EXERCISE BRIEF
Your answer must restate each entry below word for word, with no pictures in it.

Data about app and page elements
────────────────────────────────────────
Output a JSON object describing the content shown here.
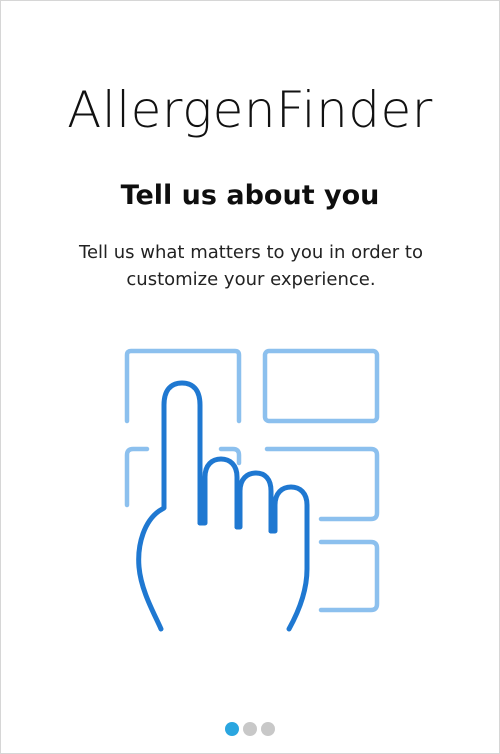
{
  "app": {
    "title": "AllergenFinder"
  },
  "onboarding": {
    "heading": "Tell us about you",
    "description": "Tell us what matters to you in order to customize your experience.",
    "illustration_icon": "hand-tapping-touchscreen-icon",
    "pager": {
      "total_pages": 3,
      "current_page": 1
    }
  },
  "colors": {
    "pager_active": "#2aa6e0",
    "pager_inactive": "#c8c8c8",
    "illustration_light": "#8cc0ee",
    "illustration_dark": "#1f78d1"
  }
}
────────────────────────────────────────
EXERCISE ANSWER
Output a JSON object describing the content shown here.
{
  "app": {
    "title": "AllergenFinder"
  },
  "onboarding": {
    "heading": "Tell us about you",
    "description": "Tell us what matters to you in order to customize your experience.",
    "illustration_icon": "hand-tapping-touchscreen-icon",
    "pager": {
      "total_pages": 3,
      "current_page": 1
    }
  },
  "colors": {
    "pager_active": "#2aa6e0",
    "pager_inactive": "#c8c8c8",
    "illustration_light": "#8cc0ee",
    "illustration_dark": "#1f78d1"
  }
}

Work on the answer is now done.